MATERIAL PROVIDED
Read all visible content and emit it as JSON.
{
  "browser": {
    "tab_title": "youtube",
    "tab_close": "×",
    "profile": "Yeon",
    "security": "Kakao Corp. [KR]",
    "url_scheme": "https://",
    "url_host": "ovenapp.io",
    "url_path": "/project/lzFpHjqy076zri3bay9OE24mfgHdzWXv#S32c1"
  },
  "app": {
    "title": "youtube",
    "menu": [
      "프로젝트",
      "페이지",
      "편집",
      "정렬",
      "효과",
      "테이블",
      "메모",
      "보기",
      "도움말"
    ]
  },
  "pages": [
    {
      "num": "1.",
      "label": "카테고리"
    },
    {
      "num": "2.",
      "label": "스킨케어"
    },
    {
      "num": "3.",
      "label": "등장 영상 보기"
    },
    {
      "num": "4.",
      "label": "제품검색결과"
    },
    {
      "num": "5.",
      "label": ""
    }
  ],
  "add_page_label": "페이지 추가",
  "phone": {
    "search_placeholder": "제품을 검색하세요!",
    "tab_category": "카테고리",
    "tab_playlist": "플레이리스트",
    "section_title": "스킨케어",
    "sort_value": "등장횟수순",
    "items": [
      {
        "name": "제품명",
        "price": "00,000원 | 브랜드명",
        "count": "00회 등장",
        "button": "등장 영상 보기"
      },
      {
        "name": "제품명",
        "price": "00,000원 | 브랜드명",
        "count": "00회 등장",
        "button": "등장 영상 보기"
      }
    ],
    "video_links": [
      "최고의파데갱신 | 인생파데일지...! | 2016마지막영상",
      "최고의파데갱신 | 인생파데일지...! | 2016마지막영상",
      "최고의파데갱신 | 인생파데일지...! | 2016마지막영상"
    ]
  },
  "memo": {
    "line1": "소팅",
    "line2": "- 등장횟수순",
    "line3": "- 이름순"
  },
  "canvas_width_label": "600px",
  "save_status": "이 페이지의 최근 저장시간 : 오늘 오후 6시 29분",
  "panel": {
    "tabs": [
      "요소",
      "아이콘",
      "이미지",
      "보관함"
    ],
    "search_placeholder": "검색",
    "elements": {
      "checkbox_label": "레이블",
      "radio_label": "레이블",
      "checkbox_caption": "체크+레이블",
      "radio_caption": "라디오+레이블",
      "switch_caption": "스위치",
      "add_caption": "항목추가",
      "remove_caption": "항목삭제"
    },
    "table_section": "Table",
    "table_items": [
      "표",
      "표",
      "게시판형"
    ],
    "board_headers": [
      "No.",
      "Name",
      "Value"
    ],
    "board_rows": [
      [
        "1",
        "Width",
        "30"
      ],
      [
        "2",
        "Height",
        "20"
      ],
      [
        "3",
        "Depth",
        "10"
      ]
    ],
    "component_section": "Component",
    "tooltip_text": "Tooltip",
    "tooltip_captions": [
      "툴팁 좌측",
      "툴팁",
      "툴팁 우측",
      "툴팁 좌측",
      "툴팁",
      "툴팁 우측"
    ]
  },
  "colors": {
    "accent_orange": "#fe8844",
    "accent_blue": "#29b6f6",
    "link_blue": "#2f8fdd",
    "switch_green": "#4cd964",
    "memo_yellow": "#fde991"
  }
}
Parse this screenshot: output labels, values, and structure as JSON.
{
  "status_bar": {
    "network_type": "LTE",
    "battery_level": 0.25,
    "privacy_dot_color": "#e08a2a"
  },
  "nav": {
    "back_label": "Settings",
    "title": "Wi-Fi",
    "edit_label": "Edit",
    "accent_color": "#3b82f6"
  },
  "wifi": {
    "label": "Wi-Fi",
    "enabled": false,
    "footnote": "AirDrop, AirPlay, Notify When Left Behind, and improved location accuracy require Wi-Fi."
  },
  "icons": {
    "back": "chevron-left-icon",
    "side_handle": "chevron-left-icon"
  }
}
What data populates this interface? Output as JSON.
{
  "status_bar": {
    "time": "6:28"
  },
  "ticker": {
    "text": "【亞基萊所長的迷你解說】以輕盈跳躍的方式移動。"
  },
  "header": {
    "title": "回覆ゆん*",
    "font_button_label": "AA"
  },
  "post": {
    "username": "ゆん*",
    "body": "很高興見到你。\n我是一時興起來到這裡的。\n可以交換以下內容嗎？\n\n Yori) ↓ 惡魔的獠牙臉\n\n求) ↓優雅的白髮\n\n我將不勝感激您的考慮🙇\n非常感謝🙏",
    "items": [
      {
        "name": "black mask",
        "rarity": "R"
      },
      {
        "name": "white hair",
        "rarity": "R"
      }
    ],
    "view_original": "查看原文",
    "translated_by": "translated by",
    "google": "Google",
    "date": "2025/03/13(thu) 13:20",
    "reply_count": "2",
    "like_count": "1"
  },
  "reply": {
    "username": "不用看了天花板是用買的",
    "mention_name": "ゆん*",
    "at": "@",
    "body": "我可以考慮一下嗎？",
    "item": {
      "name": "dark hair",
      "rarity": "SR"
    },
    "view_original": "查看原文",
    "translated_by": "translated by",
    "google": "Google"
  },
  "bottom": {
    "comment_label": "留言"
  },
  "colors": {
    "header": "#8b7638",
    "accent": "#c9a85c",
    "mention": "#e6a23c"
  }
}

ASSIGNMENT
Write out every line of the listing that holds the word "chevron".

ANSWER SPACE
    "back": "chevron-left-icon",
    "side_handle": "chevron-left-icon"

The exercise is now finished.